____ DATASET EXTRACT

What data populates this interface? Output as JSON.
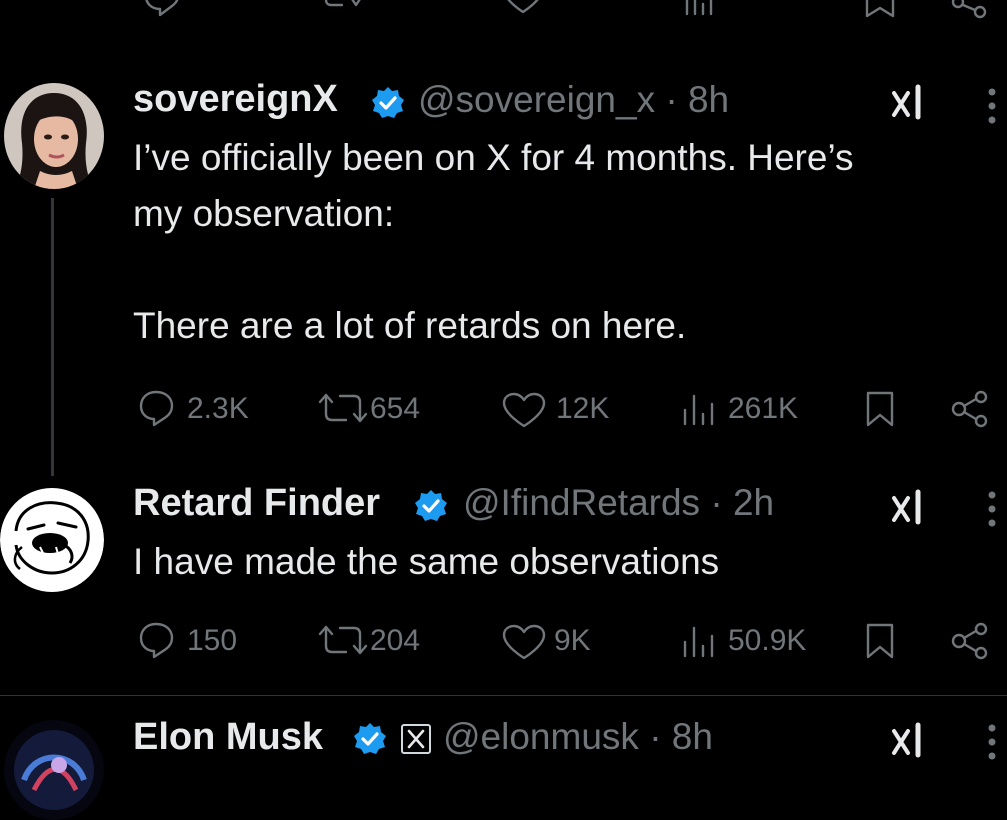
{
  "top_action_bar": {
    "icons": [
      "reply-icon",
      "repost-icon",
      "like-icon",
      "views-icon",
      "bookmark-icon",
      "share-icon"
    ]
  },
  "tweets": [
    {
      "display_name": "sovereignX",
      "handle": "@sovereign_x",
      "time": "· 8h",
      "body_line1": "I’ve officially been on X for 4 months. Here’s",
      "body_line2": "my observation:",
      "body_line3": "There are a lot of retards on here.",
      "replies": "2.3K",
      "reposts": "654",
      "likes": "12K",
      "views": "261K"
    },
    {
      "display_name": "Retard Finder",
      "handle": "@IfindRetards",
      "time": "· 2h",
      "body_line1": "I have made the same observations",
      "replies": "150",
      "reposts": "204",
      "likes": "9K",
      "views": "50.9K"
    },
    {
      "display_name": "Elon Musk",
      "handle": "@elonmusk",
      "time": "· 8h"
    }
  ],
  "colors": {
    "background": "#000000",
    "text_primary": "#e7e9ea",
    "text_secondary": "#71767b",
    "verified_blue": "#1d9bf0"
  }
}
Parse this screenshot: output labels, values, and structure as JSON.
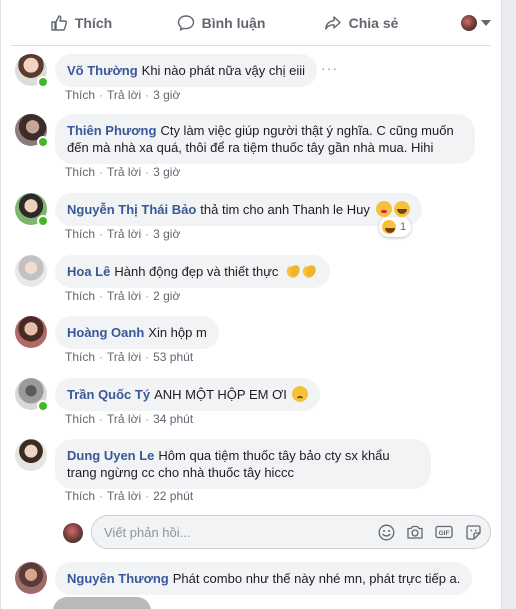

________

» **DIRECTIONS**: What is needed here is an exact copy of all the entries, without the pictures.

» **FINAL ANSWER**:
What data populates this interface? Output as JSON.
{
  "top_action_bar": {
    "icons": [
      "reply-icon",
      "repost-icon",
      "like-icon",
      "views-icon",
      "bookmark-icon",
      "share-icon"
    ]
  },
  "tweets": [
    {
      "display_name": "sovereignX",
      "handle": "@sovereign_x",
      "time": "· 8h",
      "body_line1": "I’ve officially been on X for 4 months. Here’s",
      "body_line2": "my observation:",
      "body_line3": "There are a lot of retards on here.",
      "replies": "2.3K",
      "reposts": "654",
      "likes": "12K",
      "views": "261K"
    },
    {
      "display_name": "Retard Finder",
      "handle": "@IfindRetards",
      "time": "· 2h",
      "body_line1": "I have made the same observations",
      "replies": "150",
      "reposts": "204",
      "likes": "9K",
      "views": "50.9K"
    },
    {
      "display_name": "Elon Musk",
      "handle": "@elonmusk",
      "time": "· 8h"
    }
  ],
  "colors": {
    "background": "#000000",
    "text_primary": "#e7e9ea",
    "text_secondary": "#71767b",
    "verified_blue": "#1d9bf0"
  }
}
Parse this screenshot: output labels, values, and structure as JSON.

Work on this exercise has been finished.